Task to carry out:
Go through the entries one line at a time, and gather every line that has the word "this".

Data records for software interfaces:
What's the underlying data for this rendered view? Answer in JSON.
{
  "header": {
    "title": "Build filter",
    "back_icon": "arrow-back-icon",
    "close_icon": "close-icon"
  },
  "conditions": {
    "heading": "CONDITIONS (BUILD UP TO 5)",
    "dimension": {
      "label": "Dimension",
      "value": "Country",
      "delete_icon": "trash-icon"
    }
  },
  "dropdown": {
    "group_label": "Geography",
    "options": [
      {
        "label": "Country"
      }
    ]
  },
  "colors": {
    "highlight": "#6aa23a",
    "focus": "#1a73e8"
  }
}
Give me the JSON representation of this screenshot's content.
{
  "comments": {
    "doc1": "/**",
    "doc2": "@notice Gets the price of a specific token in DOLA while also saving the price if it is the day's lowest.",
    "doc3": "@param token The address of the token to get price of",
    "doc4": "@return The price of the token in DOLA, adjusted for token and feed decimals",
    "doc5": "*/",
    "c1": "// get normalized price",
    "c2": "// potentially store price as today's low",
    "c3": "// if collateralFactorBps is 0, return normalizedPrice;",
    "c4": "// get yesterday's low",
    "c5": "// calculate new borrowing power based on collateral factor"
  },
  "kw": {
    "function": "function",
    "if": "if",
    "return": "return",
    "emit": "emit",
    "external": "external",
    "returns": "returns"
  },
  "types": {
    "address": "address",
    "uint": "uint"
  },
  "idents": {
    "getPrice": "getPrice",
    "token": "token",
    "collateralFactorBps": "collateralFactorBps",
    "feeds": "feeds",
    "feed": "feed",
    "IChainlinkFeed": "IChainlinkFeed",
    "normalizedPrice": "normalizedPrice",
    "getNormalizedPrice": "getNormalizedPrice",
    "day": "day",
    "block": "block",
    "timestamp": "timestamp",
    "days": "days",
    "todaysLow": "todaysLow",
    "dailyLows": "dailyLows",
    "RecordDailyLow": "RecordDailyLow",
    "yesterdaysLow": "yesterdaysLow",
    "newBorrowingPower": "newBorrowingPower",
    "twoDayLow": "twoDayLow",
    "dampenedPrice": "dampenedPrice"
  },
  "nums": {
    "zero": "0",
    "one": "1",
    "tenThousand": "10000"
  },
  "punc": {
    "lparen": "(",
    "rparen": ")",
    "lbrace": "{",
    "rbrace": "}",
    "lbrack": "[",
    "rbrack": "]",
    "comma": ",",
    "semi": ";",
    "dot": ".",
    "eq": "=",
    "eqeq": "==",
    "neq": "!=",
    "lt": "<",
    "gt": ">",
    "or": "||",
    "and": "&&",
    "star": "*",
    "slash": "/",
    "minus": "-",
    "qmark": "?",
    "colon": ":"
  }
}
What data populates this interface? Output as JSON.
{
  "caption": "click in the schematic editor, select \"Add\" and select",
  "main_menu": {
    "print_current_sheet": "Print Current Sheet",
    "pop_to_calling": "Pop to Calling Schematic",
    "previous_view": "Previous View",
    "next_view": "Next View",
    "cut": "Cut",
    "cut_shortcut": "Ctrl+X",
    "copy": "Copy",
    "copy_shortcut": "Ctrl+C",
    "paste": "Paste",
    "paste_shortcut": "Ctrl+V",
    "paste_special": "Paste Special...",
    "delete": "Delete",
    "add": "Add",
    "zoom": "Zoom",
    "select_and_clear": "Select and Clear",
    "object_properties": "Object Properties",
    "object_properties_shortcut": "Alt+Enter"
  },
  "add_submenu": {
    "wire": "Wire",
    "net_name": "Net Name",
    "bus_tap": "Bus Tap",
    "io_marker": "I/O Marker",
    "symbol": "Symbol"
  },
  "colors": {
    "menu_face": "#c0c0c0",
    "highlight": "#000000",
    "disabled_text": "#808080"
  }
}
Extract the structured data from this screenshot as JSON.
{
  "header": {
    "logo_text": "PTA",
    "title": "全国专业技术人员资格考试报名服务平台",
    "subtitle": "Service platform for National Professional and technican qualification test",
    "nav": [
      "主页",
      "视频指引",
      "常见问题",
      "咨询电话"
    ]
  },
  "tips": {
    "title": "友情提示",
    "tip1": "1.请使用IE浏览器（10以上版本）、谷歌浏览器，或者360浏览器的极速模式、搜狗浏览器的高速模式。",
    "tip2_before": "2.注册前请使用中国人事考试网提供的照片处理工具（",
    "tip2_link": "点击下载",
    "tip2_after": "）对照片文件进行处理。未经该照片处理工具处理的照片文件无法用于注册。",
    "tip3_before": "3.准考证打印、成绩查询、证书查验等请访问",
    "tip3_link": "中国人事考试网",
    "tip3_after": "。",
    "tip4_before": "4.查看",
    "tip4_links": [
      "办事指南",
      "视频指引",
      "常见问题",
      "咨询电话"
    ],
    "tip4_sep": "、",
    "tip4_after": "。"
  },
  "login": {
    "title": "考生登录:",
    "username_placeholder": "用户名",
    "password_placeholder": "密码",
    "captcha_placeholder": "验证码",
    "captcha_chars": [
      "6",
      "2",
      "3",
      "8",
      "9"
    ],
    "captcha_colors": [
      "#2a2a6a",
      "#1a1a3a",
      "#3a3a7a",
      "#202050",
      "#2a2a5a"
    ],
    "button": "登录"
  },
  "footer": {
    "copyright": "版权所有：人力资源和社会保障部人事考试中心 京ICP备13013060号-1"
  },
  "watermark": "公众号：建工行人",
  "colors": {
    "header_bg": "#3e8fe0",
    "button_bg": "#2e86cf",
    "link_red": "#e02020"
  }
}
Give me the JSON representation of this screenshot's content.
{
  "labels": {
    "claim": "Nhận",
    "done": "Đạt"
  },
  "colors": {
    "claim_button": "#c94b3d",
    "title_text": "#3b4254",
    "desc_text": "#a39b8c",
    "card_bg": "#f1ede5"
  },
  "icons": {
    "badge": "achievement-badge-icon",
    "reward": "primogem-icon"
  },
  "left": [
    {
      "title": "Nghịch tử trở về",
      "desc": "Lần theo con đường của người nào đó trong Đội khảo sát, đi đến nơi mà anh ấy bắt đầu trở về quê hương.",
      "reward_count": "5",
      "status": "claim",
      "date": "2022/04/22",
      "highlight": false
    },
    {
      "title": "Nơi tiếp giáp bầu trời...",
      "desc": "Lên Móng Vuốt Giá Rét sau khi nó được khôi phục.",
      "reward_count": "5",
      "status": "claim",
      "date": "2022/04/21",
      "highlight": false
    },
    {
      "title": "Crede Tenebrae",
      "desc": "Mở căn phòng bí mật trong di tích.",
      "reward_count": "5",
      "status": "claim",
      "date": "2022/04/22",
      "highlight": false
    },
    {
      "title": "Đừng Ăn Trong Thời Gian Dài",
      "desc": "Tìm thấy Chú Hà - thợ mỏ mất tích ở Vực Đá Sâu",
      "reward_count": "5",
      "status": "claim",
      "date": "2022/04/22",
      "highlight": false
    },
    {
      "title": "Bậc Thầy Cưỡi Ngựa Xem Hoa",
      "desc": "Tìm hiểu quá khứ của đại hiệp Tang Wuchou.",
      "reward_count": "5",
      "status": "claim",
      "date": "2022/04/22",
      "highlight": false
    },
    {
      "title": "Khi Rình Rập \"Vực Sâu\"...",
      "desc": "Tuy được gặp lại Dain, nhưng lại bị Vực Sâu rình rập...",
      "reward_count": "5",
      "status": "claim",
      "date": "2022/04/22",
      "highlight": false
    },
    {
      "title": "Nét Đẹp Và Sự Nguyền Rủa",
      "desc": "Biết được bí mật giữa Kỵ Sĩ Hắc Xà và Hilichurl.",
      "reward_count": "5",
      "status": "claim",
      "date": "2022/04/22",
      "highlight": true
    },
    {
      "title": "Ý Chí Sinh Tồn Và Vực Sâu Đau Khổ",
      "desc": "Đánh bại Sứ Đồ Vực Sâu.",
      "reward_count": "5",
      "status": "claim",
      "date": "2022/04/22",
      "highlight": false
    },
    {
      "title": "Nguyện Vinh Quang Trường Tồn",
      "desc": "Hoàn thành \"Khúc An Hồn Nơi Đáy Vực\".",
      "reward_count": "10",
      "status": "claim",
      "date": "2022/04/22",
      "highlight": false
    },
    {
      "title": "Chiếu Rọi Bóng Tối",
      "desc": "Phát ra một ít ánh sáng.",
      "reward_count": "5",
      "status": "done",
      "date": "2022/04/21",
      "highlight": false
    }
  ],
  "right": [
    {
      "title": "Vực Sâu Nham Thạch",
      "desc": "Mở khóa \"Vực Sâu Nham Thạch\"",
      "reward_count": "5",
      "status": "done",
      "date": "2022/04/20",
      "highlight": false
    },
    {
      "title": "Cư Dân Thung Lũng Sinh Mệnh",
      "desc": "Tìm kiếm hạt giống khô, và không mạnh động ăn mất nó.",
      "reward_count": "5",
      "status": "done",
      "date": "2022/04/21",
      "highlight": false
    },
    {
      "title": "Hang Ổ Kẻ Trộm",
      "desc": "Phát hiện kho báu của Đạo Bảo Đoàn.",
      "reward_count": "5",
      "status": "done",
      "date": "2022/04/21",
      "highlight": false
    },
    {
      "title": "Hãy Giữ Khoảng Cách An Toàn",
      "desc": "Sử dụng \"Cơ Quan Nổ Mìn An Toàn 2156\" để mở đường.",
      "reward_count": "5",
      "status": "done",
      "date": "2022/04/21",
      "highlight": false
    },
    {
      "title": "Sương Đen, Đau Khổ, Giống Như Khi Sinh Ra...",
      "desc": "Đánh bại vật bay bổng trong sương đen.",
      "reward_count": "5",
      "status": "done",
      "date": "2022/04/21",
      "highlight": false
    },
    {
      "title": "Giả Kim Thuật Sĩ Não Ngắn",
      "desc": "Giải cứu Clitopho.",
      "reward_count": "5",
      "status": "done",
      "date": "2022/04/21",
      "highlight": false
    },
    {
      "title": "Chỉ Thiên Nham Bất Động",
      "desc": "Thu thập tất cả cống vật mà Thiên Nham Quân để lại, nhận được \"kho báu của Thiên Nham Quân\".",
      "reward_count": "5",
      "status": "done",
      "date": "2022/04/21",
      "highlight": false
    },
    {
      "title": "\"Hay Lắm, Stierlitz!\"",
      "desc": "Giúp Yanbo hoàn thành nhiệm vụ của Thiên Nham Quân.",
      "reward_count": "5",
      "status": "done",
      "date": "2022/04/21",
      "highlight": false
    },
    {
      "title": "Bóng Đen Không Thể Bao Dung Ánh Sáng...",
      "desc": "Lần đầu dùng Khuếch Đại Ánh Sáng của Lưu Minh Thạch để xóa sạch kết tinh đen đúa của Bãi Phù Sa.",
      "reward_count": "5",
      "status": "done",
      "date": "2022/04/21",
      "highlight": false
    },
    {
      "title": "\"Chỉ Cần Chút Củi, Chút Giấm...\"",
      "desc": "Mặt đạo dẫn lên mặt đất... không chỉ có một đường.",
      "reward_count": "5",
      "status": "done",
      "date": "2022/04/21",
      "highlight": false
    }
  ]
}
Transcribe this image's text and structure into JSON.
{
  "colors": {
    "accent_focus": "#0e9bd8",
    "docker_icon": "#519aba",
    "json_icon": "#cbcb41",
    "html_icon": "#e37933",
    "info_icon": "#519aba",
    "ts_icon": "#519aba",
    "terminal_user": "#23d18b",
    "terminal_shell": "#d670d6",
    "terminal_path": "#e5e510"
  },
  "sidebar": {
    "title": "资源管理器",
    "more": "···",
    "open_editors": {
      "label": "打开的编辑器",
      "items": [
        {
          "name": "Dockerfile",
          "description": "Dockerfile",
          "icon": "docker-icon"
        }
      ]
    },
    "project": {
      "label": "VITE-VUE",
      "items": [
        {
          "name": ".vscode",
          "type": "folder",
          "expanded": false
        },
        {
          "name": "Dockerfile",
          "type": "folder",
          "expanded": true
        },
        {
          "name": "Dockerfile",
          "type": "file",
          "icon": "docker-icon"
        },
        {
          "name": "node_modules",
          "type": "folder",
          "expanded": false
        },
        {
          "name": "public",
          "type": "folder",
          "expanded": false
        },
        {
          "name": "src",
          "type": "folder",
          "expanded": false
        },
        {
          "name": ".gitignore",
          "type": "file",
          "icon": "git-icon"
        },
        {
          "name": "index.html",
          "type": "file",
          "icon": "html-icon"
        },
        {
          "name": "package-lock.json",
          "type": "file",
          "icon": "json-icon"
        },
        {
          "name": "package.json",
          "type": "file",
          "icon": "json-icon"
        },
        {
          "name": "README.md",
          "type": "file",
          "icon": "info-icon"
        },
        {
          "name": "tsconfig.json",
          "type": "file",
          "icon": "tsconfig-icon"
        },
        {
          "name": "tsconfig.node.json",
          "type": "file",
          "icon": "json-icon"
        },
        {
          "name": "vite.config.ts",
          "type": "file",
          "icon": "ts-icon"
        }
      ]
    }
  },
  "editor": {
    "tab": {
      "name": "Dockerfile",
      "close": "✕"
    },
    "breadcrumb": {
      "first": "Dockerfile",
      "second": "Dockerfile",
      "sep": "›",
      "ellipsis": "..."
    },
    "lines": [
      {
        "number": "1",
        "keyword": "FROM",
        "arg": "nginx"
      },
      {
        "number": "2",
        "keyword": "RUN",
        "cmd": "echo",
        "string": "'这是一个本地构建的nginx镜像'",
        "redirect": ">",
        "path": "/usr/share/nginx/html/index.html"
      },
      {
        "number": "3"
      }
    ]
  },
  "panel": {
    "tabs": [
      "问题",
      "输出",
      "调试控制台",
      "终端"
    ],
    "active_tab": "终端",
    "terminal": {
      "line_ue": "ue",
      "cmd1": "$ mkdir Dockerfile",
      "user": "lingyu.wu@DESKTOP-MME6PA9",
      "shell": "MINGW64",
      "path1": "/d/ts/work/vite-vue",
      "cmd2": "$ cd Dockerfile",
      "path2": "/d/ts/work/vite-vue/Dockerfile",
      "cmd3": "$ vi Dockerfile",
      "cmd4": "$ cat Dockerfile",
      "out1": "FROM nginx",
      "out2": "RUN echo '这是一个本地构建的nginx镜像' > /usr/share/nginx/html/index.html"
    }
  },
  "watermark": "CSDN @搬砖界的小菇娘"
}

Response box:
What's the underlying data for this rendered view? Answer in JSON.
Give me the JSON representation of this screenshot's content.
What data populates this interface? Output as JSON.
Extract the structured data from this screenshot as JSON.
Give me the JSON representation of this screenshot's content.
Transcribe this image's text and structure into JSON.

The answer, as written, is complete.